• Assignment
Scan the entries for lines with the word "JSON", then copy those lines.

• Data to process
= = = = = = =

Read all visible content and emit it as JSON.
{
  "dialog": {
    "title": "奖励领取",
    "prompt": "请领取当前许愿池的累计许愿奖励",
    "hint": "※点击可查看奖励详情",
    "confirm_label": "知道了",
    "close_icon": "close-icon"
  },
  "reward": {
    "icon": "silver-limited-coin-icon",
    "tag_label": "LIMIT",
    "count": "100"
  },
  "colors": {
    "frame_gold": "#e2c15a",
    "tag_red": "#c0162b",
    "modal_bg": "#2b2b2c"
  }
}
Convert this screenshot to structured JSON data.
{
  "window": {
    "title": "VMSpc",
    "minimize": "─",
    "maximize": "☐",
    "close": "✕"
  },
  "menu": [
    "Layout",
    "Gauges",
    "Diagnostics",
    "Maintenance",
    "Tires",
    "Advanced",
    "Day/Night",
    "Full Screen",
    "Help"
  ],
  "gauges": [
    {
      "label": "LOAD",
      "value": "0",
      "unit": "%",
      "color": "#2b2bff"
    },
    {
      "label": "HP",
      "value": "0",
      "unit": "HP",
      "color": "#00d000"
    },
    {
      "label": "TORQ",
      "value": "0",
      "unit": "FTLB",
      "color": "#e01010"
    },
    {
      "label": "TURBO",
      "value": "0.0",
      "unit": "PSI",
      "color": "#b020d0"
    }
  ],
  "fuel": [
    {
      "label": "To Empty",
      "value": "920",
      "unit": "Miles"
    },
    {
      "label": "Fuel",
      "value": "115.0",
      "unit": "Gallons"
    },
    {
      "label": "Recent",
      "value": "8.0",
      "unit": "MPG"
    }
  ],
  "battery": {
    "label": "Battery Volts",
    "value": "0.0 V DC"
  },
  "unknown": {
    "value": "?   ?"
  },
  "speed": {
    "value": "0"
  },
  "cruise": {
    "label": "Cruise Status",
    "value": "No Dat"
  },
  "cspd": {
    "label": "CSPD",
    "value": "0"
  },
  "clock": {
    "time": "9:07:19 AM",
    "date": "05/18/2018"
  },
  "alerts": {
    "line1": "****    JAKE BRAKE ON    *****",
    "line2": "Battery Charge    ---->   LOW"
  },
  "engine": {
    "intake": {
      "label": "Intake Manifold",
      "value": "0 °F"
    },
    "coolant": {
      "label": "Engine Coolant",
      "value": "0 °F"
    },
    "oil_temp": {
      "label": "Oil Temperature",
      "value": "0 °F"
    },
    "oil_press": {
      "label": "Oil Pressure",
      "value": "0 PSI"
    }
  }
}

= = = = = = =

• Response
Read all visible content and emit it as JSON.
Convert this screenshot to structured JSON data.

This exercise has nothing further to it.